Failure to recognize that different levels of epistemic confidence are intrinsic to different levels of explanatory abstraction lies at the root not only of the false mind-matter dichotomy, but also of attempts to make sense of the world through increasingly ungrounded explanatory abstractions. Lest we conflate science and philosophy with hollow language games, we must never lose sight of the difference between an abstract inference and a direct observation. Keeping this distinction in mind allows us to construct useful predictive models of nature’s behaviour – which ultimately is what science is meant to do – without restrictive and ultimately fallacious inferences about what nature is. This, in turn, liberates us from thought artefacts such as the “hard problem of consciousness” and opens up whole new avenues for making sense of self and world.
Kastrup, Bernardo., 2018. Conflating abstraction with empirical observation: The false mind-matter dichotomy.
A consensus is emerging from the literature that religious experience tends to be associated with the right hemisphere. This conclusion is supported by a book- length study of spirituality and the brain, by the comprehensive review of Devinsky and Lai (2008), and by McNamara (2009). McNamara largely implicates right fronto- temporal networks, a view supported by Trimble and Freeman (2006) and by Devinsky and Lai (2008), the latter of whom distinguish what they call the ‘religion of the everyday man’, with its characteristic ongoing belief pattern and set of convictions, predominantly localised to the frontal region, from ecstatic religious experience, more localised to the temporal region, both in the right hemisphere. Continue reading “BELIEF, TRUTH & METAPHOR”
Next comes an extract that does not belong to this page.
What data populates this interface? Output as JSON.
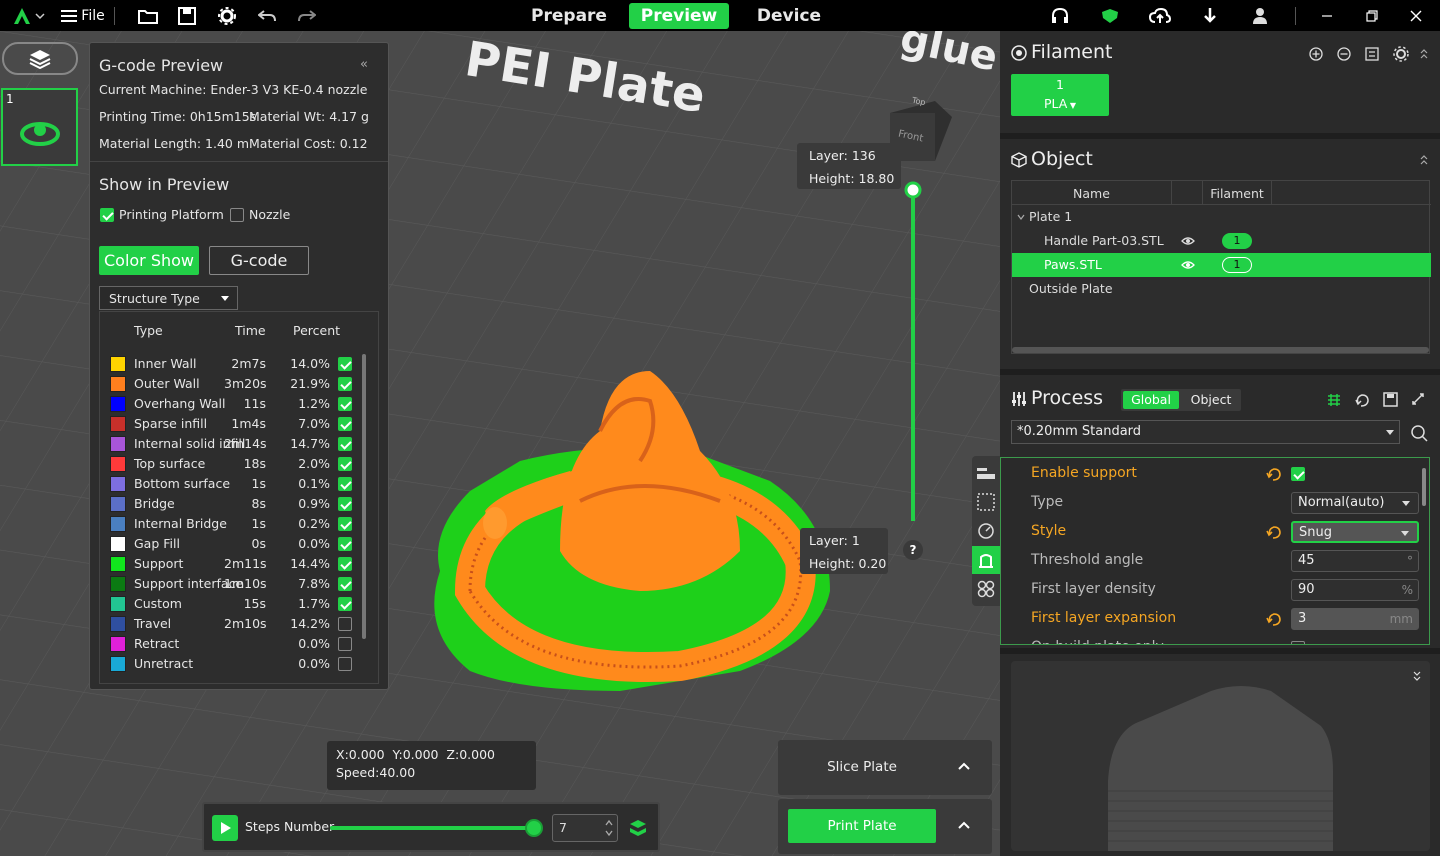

VV: What have you learned from science?
EC: Only one thing: that one ought to wash one’s hands before touching nature.
VV: You want to imply that most scientists don’t deserve science?
EC: Yes. But they have made science into something that they deserve.
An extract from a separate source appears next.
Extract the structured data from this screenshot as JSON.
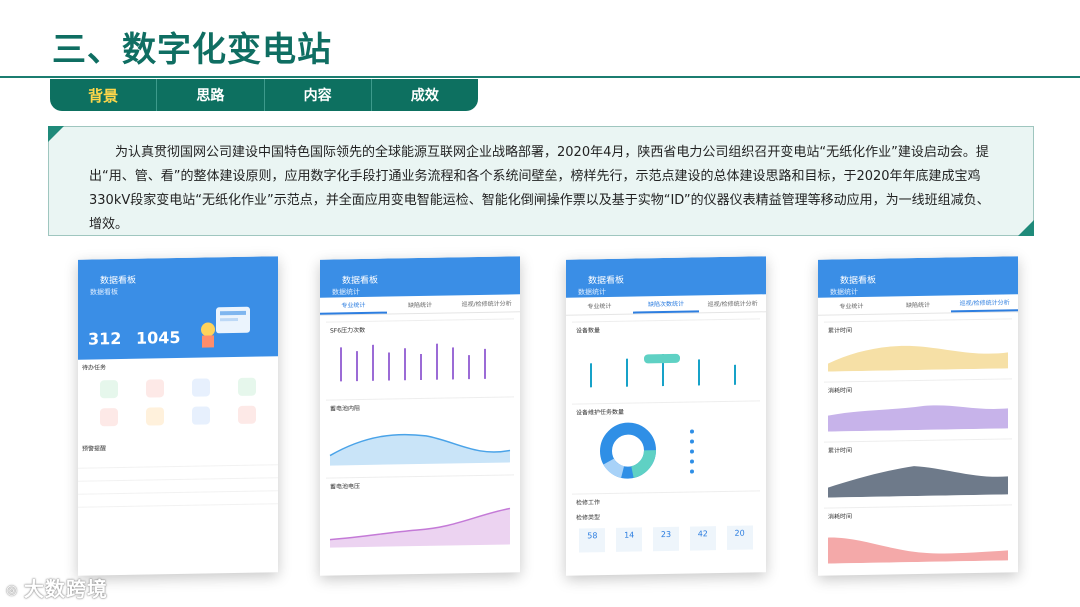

VV: What is the remedy?
EC: There is no remedy.
VV: At the place where you are now it is not for you to blow the trumpet of the Apocalypsis. Another tuba will spread its miraculous sound. I repeat my question.
EC: The first step would have to be to make science small again and to disengage it from technology and from the pursuit of power.
VV: How would you do this?
EC: I don’t think it can be done according to a blueprint, and it will not take place without a series of catastrophes of a dimension that would make mankind stop and look. Our kind of science has become a disease of the Western mind. We were taught that by digging deeper and deeper we should reach the center of our world. But all we find is rock and fire. So we take the stone as our heart and the flame as our hope.
VV: Is that all that has been found?
EC: We have been lured into a search for the ever-diminishing dimensions. Each new decimal opens a new grotto of delights. Drowning in precision, drunk with controls of controls, we lose ourselves in the quick and dead sands of eternity. It will be too late when we finally become aware of our error. The center of our world is not where we have been looking for it.
Erwin Chargaff, Liber Scriptus Proferetur (from Heraclitean Fire: Sketches from a Life before Nature).